Republican President George W Bush hands over the reigns of the US administration to Democratic President-elect Barack Obama in January 2009. The electoral victory of Obama has been heralded on his campaign tagline of "time for change." Obama has in his campaign speeches spoken about a number of changes in American foreign policy and key among them would be dealing with a nuclear Iran.
President Bush initiated salvos against Iran by condemning its state sponsorship of terror and branded it in 2002 along with the Saddam Hussein-led Iraq and North Korea, as member of an axis of evil. As part of the Bush doctrine, Iraq was invaded and in the aftermath there were growing signals of Iran being the next target. The Iranian nuclear programme, which is repeatedly censured by the United Nations Security Council was used as a primary whip against the state, and the derogatory rhetoric against Israel by Iranian President Ahmadenijad further boosted arguments for a pre-emptive US strike.
Taking the threat of Iran to a higher level, the Bush Administration accused the state of regional hegemony by supporting sub-state actors such as Hezbollah in Lebanon and funding insurgency in Iraq. Despite a National Intelligence Estimate conclusion in December that Iran had stopped its weapons program in 2003, Bush continued to press for action against Iran, with a misleading statement in an interview to Radio Farda, "They've declared they want to have a nuclear weapon to destroy people - some in the Middle East. And that's unacceptable to the United States, and it's unacceptable to the world" (The Washington Post, 21 March 2008).
However, despite arguing for stronger measures on Iran, the President has himself opposed Israel from conducting a pre-emptive strike on Iran's nuclear facilities (The Guardian, 25 September 2008). Bush has tried to distance himself from his perceived hawkish image, when during his farewell tour in Europe he pointed out to a coalition of nations negotiating with Iran on its nuclear program. "I leave behind a multilateral framework to work this issue," Bush said. "You know, one country can't solve all problems. I fully agree with that. A group of countries can send a clear message to the Iranians."
Effectively Bush's statement indicates that rumors of an assault on Iran during the last days of the Bush administration would not be bearing fruit. The mantle of handling Iran has been handed over to Obama, who has made clear that he disfavours military action against Iran. Outlining a position of engaging with Iran's leaders, he offers economic inducements and a possible promise not to seek "regime change," if Iran stopped meddling in Iraq and cooperated on terrorism and nuclear issues.
Obama compared the Iranian threat to the Soviet threat and argued that the Americans had negotiated with it and therefore, could do the same with Iran (CNN, 19 May 2008). Obama's victory therefore, has been celebrated with much fanfare in Tehran, with President Ahmadenijad even writing a congratulatory letter to him.
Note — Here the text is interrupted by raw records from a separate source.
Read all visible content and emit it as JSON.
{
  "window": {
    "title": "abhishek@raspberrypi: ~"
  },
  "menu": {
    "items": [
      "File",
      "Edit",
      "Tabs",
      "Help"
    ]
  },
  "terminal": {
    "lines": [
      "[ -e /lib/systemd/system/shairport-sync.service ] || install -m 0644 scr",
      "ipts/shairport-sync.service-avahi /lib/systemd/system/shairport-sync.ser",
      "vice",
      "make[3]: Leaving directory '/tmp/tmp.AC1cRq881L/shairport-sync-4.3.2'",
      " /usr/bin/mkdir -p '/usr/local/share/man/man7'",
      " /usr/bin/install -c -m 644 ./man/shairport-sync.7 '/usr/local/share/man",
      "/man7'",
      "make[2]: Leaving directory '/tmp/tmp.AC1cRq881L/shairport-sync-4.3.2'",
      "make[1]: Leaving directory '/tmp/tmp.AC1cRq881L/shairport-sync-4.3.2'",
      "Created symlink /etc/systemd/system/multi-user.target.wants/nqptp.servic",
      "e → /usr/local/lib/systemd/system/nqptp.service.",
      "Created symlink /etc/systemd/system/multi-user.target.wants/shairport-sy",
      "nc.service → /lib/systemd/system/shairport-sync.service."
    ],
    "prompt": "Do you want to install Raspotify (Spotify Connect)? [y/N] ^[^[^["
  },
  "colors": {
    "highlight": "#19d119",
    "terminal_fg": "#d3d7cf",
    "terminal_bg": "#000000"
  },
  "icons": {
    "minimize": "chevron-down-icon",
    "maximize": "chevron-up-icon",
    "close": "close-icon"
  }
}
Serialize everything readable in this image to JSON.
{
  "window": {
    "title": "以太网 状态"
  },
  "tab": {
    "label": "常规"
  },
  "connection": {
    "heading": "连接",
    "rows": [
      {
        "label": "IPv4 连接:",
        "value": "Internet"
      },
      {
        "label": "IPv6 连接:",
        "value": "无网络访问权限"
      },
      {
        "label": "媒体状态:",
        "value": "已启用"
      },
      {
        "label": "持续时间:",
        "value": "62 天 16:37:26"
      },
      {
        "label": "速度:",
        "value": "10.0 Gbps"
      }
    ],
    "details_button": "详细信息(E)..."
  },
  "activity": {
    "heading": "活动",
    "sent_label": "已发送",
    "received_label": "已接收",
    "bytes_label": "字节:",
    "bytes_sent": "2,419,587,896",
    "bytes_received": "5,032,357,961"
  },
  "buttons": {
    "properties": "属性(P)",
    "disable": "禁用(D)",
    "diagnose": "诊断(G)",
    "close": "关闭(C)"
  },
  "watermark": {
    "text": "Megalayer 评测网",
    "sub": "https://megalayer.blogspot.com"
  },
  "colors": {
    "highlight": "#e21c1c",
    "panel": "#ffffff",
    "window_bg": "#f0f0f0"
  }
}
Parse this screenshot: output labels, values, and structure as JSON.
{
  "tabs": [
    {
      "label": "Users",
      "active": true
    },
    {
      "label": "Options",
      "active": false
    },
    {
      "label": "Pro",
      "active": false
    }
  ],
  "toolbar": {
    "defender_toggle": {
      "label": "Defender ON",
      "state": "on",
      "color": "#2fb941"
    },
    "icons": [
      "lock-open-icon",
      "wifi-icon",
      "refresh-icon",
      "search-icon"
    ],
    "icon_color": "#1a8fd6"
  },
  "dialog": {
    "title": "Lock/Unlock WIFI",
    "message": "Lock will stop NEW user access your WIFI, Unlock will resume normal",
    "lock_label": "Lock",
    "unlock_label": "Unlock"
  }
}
Iran's Majlis (Parliament) First Vice-Speaker, Mohammad-Hassan Aboutorabi-Fard expressed Iranian sentiments, describing the victory as a failure of Bush's policies (Xinhua, 6 November 2008).
Obama's peacenik stance would find takers in the Pentagon. According to a British intelligence source, opposition to a military strike on Iran was so high that a number of generals were prepared to resign their posts in protest. It is this reason which is attributed to Defense Secretary, Robert Gates' opposition to a military strike (Sunday Times, 25 February 2007). Even Obama's running mate Senator Joseph Biden is perceived to be sympathetic to Iran. According to a paper published by Michael Rubin, a lecturer at the US Naval Postgraduate School, Biden's attitude to Iran for the past decade is considered soft and conciliatory (Haaretz, 31 August 2008).
Although Obama favours diplomacy, he has not ruled out the option of militarily dealing with Iran. In August 2008, he reiterated that a nuclear-armed Iran would be a "game-changer for the region," and argued for American action "before Israel feels like its back is to the wall" (Jerusalem Post, 25 August 2008). Even Biden responding to the allegations of being soft on Iran has cited his pro-Israeli credentials and argued that a nuclear Iran is not acceptable (Jerusalem Post, 1 September 2008).
Obama's first staff appointment post election is seen to be a message to Iran. By nominating Rahm Emmanuel to be the chief of staff, the President-elect also calmed ruffled nerves in the pro-Israeli lobby in America, who have consistently argued for a hawkish stance on Iran. The appointment's significance was elucidated by Emmanuel's father who said "Of course he will influence the president to be pro-Israeli" (The Australian, 10 November 2008).
The new administration also faces opposition from European allies in its quest for an unconditional dialogue with Iran. Sidelining Security Council resolutions against Iran would be another example of American unreliability in the eyes its European allies (The Washington Post, 22 June 2008). It is therefore not surprising that Obama chose to downplay the letter from Tehran and reiterated the American position against Iranian activities in the region.